This is a guest post by Jake Snyder, student at T. Wingate Andrews High School in North Carolina
For this project we created a scaled down power grid model. This model was used at an Energy Day presentation at A&T University in North Carolina. The students that were presented to were encouraged to interact with the power grid and ask questions about it. The presentation was very informative to young students of science and helped give a better understanding of how we all receive electricity. After all was said and done, we had presented to over 700 students about our project.
The power grid model was very time consuming to build because there was much electric work involved in the process. It took probably a total of six hours to build between three people, but it looked great and we were glad to have it ready. Once we tested the grid to see if it was conducting perfectly, it was time to present.
The presentations were great for us and the students. We enjoyed talking to the younger students about science and encouraging them to pay attention in their science courses. They enjoyed the experience as well; they were so full of questions and enthusiasm that it was very easy to teach them and present to them. We received overwhelming positive feedback from the students as well as their instructors. We also enjoyed seeing other presentations on display at energy day.
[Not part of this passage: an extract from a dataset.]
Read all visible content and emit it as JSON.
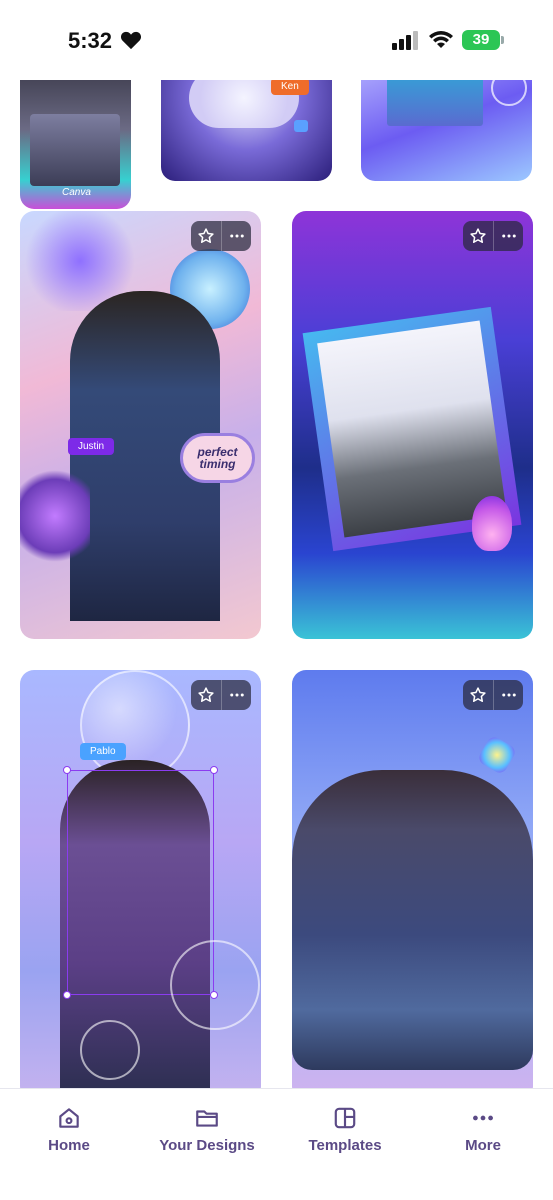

This experience opened our eyes to just how capable younger students are of affecting our world for the better. They were very aware of many of the things we talked about already, but what was more shocking was how quickly they grasped the newer concepts taught during our presentations. They are very bright and if the ideas are planted in their brains at a young age, they will develop them more efficiently with their maturation and education.